◆ Exercise:
Make an exact copy of the listing underneath, skipping each picture.

━━━━━━━━━━━━━━━━━━━━

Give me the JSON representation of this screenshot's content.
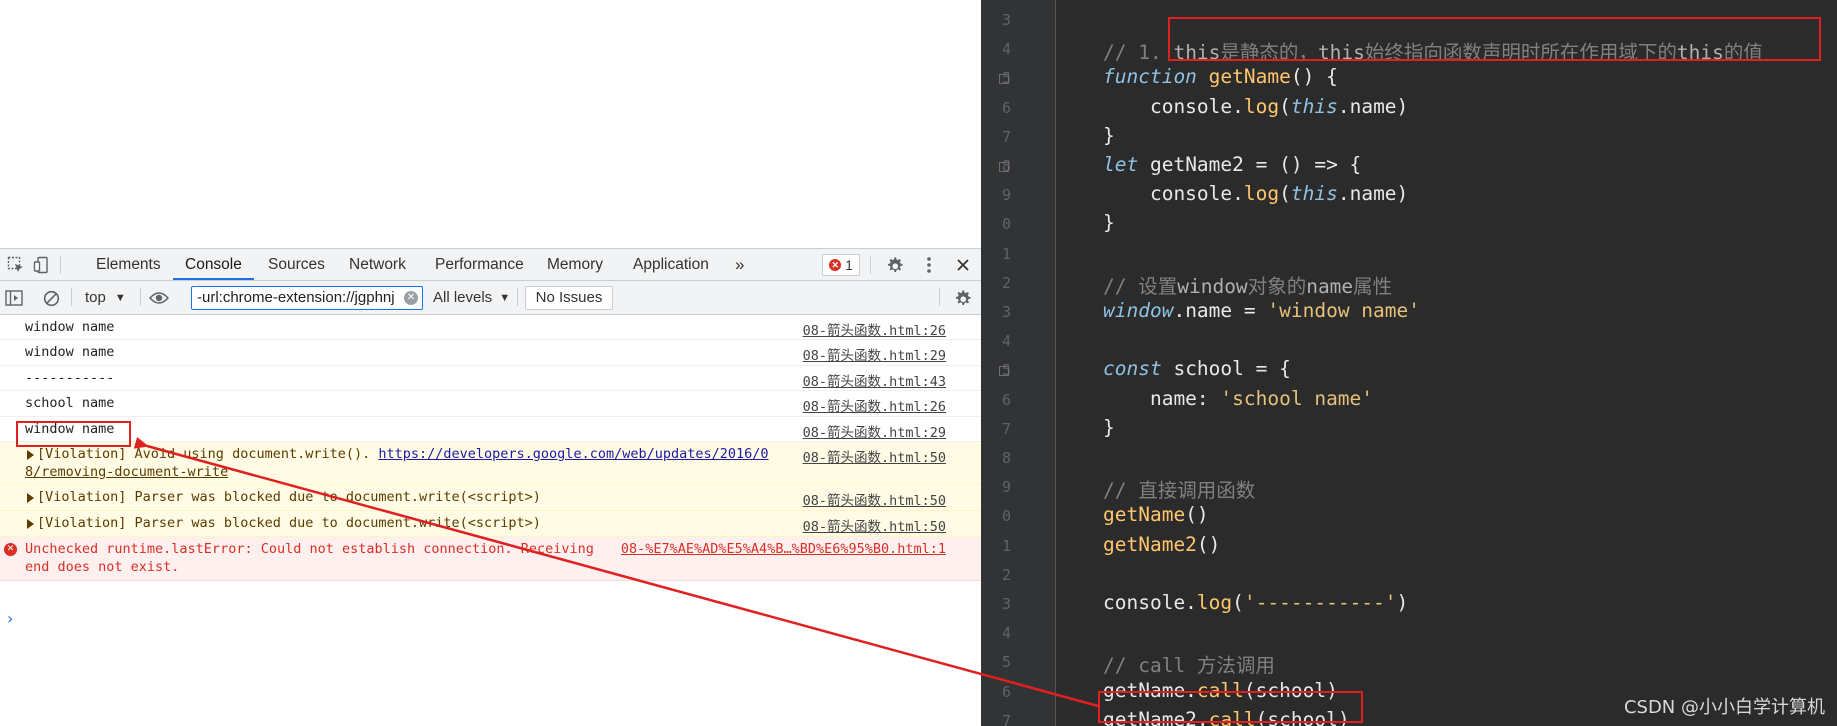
{
  "devtools": {
    "tabs": [
      "Elements",
      "Console",
      "Sources",
      "Network",
      "Performance",
      "Memory",
      "Application"
    ],
    "active_tab": "Console",
    "more_tabs_glyph": "»",
    "error_count": "1",
    "toolbar": {
      "context": "top",
      "filter_value": "-url:chrome-extension://jgphnj",
      "levels": "All levels",
      "issues": "No Issues"
    },
    "console_rows": [
      {
        "type": "log",
        "msg": "window name",
        "src": "08-箭头函数.html:26"
      },
      {
        "type": "log",
        "msg": "window name",
        "src": "08-箭头函数.html:29"
      },
      {
        "type": "log",
        "msg": "-----------",
        "src": "08-箭头函数.html:43"
      },
      {
        "type": "log",
        "msg": "school name",
        "src": "08-箭头函数.html:26"
      },
      {
        "type": "log",
        "msg": "window name",
        "src": "08-箭头函数.html:29"
      },
      {
        "type": "warn",
        "msg_prefix": "[Violation] Avoid using document.write(). ",
        "msg_link": "https://developers.google.com/web/updates/2016/0",
        "msg_link2": "8/removing-document-write",
        "src": "08-箭头函数.html:50"
      },
      {
        "type": "warn",
        "msg": "[Violation] Parser was blocked due to document.write(<script>)",
        "src": "08-箭头函数.html:50"
      },
      {
        "type": "warn",
        "msg": "[Violation] Parser was blocked due to document.write(<script>)",
        "src": "08-箭头函数.html:50"
      },
      {
        "type": "error",
        "msg": "Unchecked runtime.lastError: Could not establish connection. Receiving",
        "msg2": "end does not exist.",
        "src": "08-%E7%AE%AD%E5%A4%B…%BD%E6%95%B0.html:1"
      }
    ],
    "prompt": "›"
  },
  "editor": {
    "line_numbers": [
      "3",
      "4",
      "5",
      "6",
      "7",
      "8",
      "9",
      "0",
      "1",
      "2",
      "3",
      "4",
      "5",
      "6",
      "7",
      "8",
      "9",
      "0",
      "1",
      "2",
      "3",
      "4",
      "5",
      "6",
      "7"
    ],
    "lines": [
      {
        "parts": []
      },
      {
        "parts": [
          {
            "c": "cmt",
            "t": "// 1. "
          },
          {
            "c": "cmt-strong",
            "t": "this"
          },
          {
            "c": "cmt",
            "t": "是静态的，"
          },
          {
            "c": "cmt-strong",
            "t": "this"
          },
          {
            "c": "cmt",
            "t": "始终指向函数声明时所在作用域下的"
          },
          {
            "c": "cmt-strong",
            "t": "this"
          },
          {
            "c": "cmt",
            "t": "的值"
          }
        ]
      },
      {
        "parts": [
          {
            "c": "kw-i",
            "t": "function "
          },
          {
            "c": "fn",
            "t": "getName"
          },
          {
            "c": "",
            "t": "() {"
          }
        ]
      },
      {
        "parts": [
          {
            "c": "",
            "t": "    console."
          },
          {
            "c": "call",
            "t": "log"
          },
          {
            "c": "",
            "t": "("
          },
          {
            "c": "this-i",
            "t": "this"
          },
          {
            "c": "",
            "t": ".name)"
          }
        ]
      },
      {
        "parts": [
          {
            "c": "",
            "t": "}"
          }
        ]
      },
      {
        "parts": [
          {
            "c": "kw-i",
            "t": "let "
          },
          {
            "c": "",
            "t": "getName2 = () => {"
          }
        ]
      },
      {
        "parts": [
          {
            "c": "",
            "t": "    console."
          },
          {
            "c": "call",
            "t": "log"
          },
          {
            "c": "",
            "t": "("
          },
          {
            "c": "this-i",
            "t": "this"
          },
          {
            "c": "",
            "t": ".name)"
          }
        ]
      },
      {
        "parts": [
          {
            "c": "",
            "t": "}"
          }
        ]
      },
      {
        "parts": []
      },
      {
        "parts": [
          {
            "c": "cmt",
            "t": "// 设置"
          },
          {
            "c": "cmt-strong",
            "t": "window"
          },
          {
            "c": "cmt",
            "t": "对象的"
          },
          {
            "c": "cmt-strong",
            "t": "name"
          },
          {
            "c": "cmt",
            "t": "属性"
          }
        ]
      },
      {
        "parts": [
          {
            "c": "kw-i",
            "t": "window"
          },
          {
            "c": "",
            "t": ".name = "
          },
          {
            "c": "str",
            "t": "'window name'"
          }
        ]
      },
      {
        "parts": []
      },
      {
        "parts": [
          {
            "c": "kw-i",
            "t": "const "
          },
          {
            "c": "",
            "t": "school = {"
          }
        ]
      },
      {
        "parts": [
          {
            "c": "",
            "t": "    name: "
          },
          {
            "c": "str",
            "t": "'school name'"
          }
        ]
      },
      {
        "parts": [
          {
            "c": "",
            "t": "}"
          }
        ]
      },
      {
        "parts": []
      },
      {
        "parts": [
          {
            "c": "cmt",
            "t": "// 直接调用函数"
          }
        ]
      },
      {
        "parts": [
          {
            "c": "fn",
            "t": "getName"
          },
          {
            "c": "",
            "t": "()"
          }
        ]
      },
      {
        "parts": [
          {
            "c": "fn",
            "t": "getName2"
          },
          {
            "c": "",
            "t": "()"
          }
        ]
      },
      {
        "parts": []
      },
      {
        "parts": [
          {
            "c": "",
            "t": "console."
          },
          {
            "c": "call",
            "t": "log"
          },
          {
            "c": "",
            "t": "("
          },
          {
            "c": "str",
            "t": "'-----------'"
          },
          {
            "c": "",
            "t": ")"
          }
        ]
      },
      {
        "parts": []
      },
      {
        "parts": [
          {
            "c": "cmt",
            "t": "// call 方法调用"
          }
        ]
      },
      {
        "parts": [
          {
            "c": "",
            "t": "getName."
          },
          {
            "c": "call",
            "t": "call"
          },
          {
            "c": "",
            "t": "(school)"
          }
        ]
      },
      {
        "parts": [
          {
            "c": "",
            "t": "getName2."
          },
          {
            "c": "call",
            "t": "call"
          },
          {
            "c": "",
            "t": "(school)"
          }
        ]
      }
    ],
    "fold_markers": [
      2,
      5,
      12
    ]
  },
  "watermark": "CSDN @小小白学计算机",
  "colors": {
    "annotation_red": "#e02020",
    "devtools_blue": "#1a73e8",
    "editor_bg": "#2b2b2b"
  }
}
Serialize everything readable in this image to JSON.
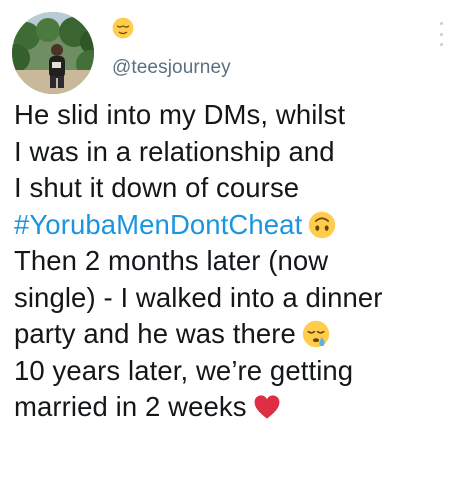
{
  "tweet": {
    "name_emoji": "relieved-face",
    "handle": "@teesjourney",
    "lines": [
      {
        "text": "He slid into my DMs, whilst"
      },
      {
        "text": "I was in a relationship and"
      },
      {
        "text": "I shut it down of course"
      },
      {
        "hashtag": "#YorubaMenDontCheat",
        "emoji": "upside-down-face"
      },
      {
        "text": "Then 2 months later (now"
      },
      {
        "text": "single) - I walked into a dinner"
      },
      {
        "text": "party and he was there",
        "emoji": "sleepy-face"
      },
      {
        "text": "10 years later, we’re getting"
      },
      {
        "text": "married in 2 weeks",
        "emoji": "red-heart"
      }
    ]
  },
  "colors": {
    "text": "#14171a",
    "handle": "#5b7083",
    "hashtag": "#1b95e0",
    "heart": "#dd2e44",
    "emoji_yellow": "#ffcc4d",
    "menu_dots": "#c4cfd6"
  }
}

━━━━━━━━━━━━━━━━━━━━

◆ Solution:
Give me the JSON representation of this screenshot's content.
{
  "devtools": {
    "tabs": [
      "Elements",
      "Console",
      "Sources",
      "Network",
      "Performance",
      "Memory",
      "Application"
    ],
    "active_tab": "Console",
    "more_tabs_glyph": "»",
    "error_count": "1",
    "toolbar": {
      "context": "top",
      "filter_value": "-url:chrome-extension://jgphnj",
      "levels": "All levels",
      "issues": "No Issues"
    },
    "console_rows": [
      {
        "type": "log",
        "msg": "window name",
        "src": "08-箭头函数.html:26"
      },
      {
        "type": "log",
        "msg": "window name",
        "src": "08-箭头函数.html:29"
      },
      {
        "type": "log",
        "msg": "-----------",
        "src": "08-箭头函数.html:43"
      },
      {
        "type": "log",
        "msg": "school name",
        "src": "08-箭头函数.html:26"
      },
      {
        "type": "log",
        "msg": "window name",
        "src": "08-箭头函数.html:29"
      },
      {
        "type": "warn",
        "msg_prefix": "[Violation] Avoid using document.write(). ",
        "msg_link": "https://developers.google.com/web/updates/2016/0",
        "msg_link2": "8/removing-document-write",
        "src": "08-箭头函数.html:50"
      },
      {
        "type": "warn",
        "msg": "[Violation] Parser was blocked due to document.write(<script>)",
        "src": "08-箭头函数.html:50"
      },
      {
        "type": "warn",
        "msg": "[Violation] Parser was blocked due to document.write(<script>)",
        "src": "08-箭头函数.html:50"
      },
      {
        "type": "error",
        "msg": "Unchecked runtime.lastError: Could not establish connection. Receiving",
        "msg2": "end does not exist.",
        "src": "08-%E7%AE%AD%E5%A4%B…%BD%E6%95%B0.html:1"
      }
    ],
    "prompt": "›"
  },
  "editor": {
    "line_numbers": [
      "3",
      "4",
      "5",
      "6",
      "7",
      "8",
      "9",
      "0",
      "1",
      "2",
      "3",
      "4",
      "5",
      "6",
      "7",
      "8",
      "9",
      "0",
      "1",
      "2",
      "3",
      "4",
      "5",
      "6",
      "7"
    ],
    "lines": [
      {
        "parts": []
      },
      {
        "parts": [
          {
            "c": "cmt",
            "t": "// 1. "
          },
          {
            "c": "cmt-strong",
            "t": "this"
          },
          {
            "c": "cmt",
            "t": "是静态的，"
          },
          {
            "c": "cmt-strong",
            "t": "this"
          },
          {
            "c": "cmt",
            "t": "始终指向函数声明时所在作用域下的"
          },
          {
            "c": "cmt-strong",
            "t": "this"
          },
          {
            "c": "cmt",
            "t": "的值"
          }
        ]
      },
      {
        "parts": [
          {
            "c": "kw-i",
            "t": "function "
          },
          {
            "c": "fn",
            "t": "getName"
          },
          {
            "c": "",
            "t": "() {"
          }
        ]
      },
      {
        "parts": [
          {
            "c": "",
            "t": "    console."
          },
          {
            "c": "call",
            "t": "log"
          },
          {
            "c": "",
            "t": "("
          },
          {
            "c": "this-i",
            "t": "this"
          },
          {
            "c": "",
            "t": ".name)"
          }
        ]
      },
      {
        "parts": [
          {
            "c": "",
            "t": "}"
          }
        ]
      },
      {
        "parts": [
          {
            "c": "kw-i",
            "t": "let "
          },
          {
            "c": "",
            "t": "getName2 = () => {"
          }
        ]
      },
      {
        "parts": [
          {
            "c": "",
            "t": "    console."
          },
          {
            "c": "call",
            "t": "log"
          },
          {
            "c": "",
            "t": "("
          },
          {
            "c": "this-i",
            "t": "this"
          },
          {
            "c": "",
            "t": ".name)"
          }
        ]
      },
      {
        "parts": [
          {
            "c": "",
            "t": "}"
          }
        ]
      },
      {
        "parts": []
      },
      {
        "parts": [
          {
            "c": "cmt",
            "t": "// 设置"
          },
          {
            "c": "cmt-strong",
            "t": "window"
          },
          {
            "c": "cmt",
            "t": "对象的"
          },
          {
            "c": "cmt-strong",
            "t": "name"
          },
          {
            "c": "cmt",
            "t": "属性"
          }
        ]
      },
      {
        "parts": [
          {
            "c": "kw-i",
            "t": "window"
          },
          {
            "c": "",
            "t": ".name = "
          },
          {
            "c": "str",
            "t": "'window name'"
          }
        ]
      },
      {
        "parts": []
      },
      {
        "parts": [
          {
            "c": "kw-i",
            "t": "const "
          },
          {
            "c": "",
            "t": "school = {"
          }
        ]
      },
      {
        "parts": [
          {
            "c": "",
            "t": "    name: "
          },
          {
            "c": "str",
            "t": "'school name'"
          }
        ]
      },
      {
        "parts": [
          {
            "c": "",
            "t": "}"
          }
        ]
      },
      {
        "parts": []
      },
      {
        "parts": [
          {
            "c": "cmt",
            "t": "// 直接调用函数"
          }
        ]
      },
      {
        "parts": [
          {
            "c": "fn",
            "t": "getName"
          },
          {
            "c": "",
            "t": "()"
          }
        ]
      },
      {
        "parts": [
          {
            "c": "fn",
            "t": "getName2"
          },
          {
            "c": "",
            "t": "()"
          }
        ]
      },
      {
        "parts": []
      },
      {
        "parts": [
          {
            "c": "",
            "t": "console."
          },
          {
            "c": "call",
            "t": "log"
          },
          {
            "c": "",
            "t": "("
          },
          {
            "c": "str",
            "t": "'-----------'"
          },
          {
            "c": "",
            "t": ")"
          }
        ]
      },
      {
        "parts": []
      },
      {
        "parts": [
          {
            "c": "cmt",
            "t": "// call 方法调用"
          }
        ]
      },
      {
        "parts": [
          {
            "c": "",
            "t": "getName."
          },
          {
            "c": "call",
            "t": "call"
          },
          {
            "c": "",
            "t": "(school)"
          }
        ]
      },
      {
        "parts": [
          {
            "c": "",
            "t": "getName2."
          },
          {
            "c": "call",
            "t": "call"
          },
          {
            "c": "",
            "t": "(school)"
          }
        ]
      }
    ],
    "fold_markers": [
      2,
      5,
      12
    ]
  },
  "watermark": "CSDN @小小白学计算机",
  "colors": {
    "annotation_red": "#e02020",
    "devtools_blue": "#1a73e8",
    "editor_bg": "#2b2b2b"
  }
}
Serialize everything readable in this image to JSON.
{
  "tweet": {
    "name_emoji": "relieved-face",
    "handle": "@teesjourney",
    "lines": [
      {
        "text": "He slid into my DMs, whilst"
      },
      {
        "text": "I was in a relationship and"
      },
      {
        "text": "I shut it down of course"
      },
      {
        "hashtag": "#YorubaMenDontCheat",
        "emoji": "upside-down-face"
      },
      {
        "text": "Then 2 months later (now"
      },
      {
        "text": "single) - I walked into a dinner"
      },
      {
        "text": "party and he was there",
        "emoji": "sleepy-face"
      },
      {
        "text": "10 years later, we’re getting"
      },
      {
        "text": "married in 2 weeks",
        "emoji": "red-heart"
      }
    ]
  },
  "colors": {
    "text": "#14171a",
    "handle": "#5b7083",
    "hashtag": "#1b95e0",
    "heart": "#dd2e44",
    "emoji_yellow": "#ffcc4d",
    "menu_dots": "#c4cfd6"
  }
}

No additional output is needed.